=== Section Start ===

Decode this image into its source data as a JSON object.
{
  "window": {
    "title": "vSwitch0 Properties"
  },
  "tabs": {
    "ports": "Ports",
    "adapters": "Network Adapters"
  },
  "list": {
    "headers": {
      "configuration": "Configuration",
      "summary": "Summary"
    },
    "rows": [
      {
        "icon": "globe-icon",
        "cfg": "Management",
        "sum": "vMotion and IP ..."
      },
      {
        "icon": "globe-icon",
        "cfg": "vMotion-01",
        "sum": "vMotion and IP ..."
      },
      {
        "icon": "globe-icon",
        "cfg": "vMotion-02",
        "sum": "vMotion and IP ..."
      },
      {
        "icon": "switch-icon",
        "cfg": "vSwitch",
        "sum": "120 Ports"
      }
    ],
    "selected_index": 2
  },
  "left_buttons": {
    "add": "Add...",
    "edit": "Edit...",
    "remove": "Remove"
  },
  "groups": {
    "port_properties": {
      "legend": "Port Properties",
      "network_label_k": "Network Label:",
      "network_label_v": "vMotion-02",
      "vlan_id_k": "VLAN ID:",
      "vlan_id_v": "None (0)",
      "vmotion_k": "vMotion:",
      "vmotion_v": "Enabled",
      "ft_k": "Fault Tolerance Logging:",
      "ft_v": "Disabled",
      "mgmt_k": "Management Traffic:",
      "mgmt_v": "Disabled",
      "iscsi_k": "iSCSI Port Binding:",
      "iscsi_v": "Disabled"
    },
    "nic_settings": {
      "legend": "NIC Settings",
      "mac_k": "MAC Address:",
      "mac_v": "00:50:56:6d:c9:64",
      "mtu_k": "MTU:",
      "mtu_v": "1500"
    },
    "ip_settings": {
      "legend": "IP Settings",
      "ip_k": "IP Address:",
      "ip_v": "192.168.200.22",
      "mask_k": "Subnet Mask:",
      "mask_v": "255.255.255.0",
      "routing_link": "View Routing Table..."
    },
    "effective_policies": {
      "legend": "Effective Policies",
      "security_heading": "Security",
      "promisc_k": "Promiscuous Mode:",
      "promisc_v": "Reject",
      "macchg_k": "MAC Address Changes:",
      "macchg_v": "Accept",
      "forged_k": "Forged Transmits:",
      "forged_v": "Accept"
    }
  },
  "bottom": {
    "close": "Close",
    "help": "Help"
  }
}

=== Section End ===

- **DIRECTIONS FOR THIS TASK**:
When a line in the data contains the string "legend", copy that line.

- **ANSWER AREA**:
      "legend": "Port Properties",
      "legend": "NIC Settings",
      "legend": "IP Settings",
      "legend": "Effective Policies",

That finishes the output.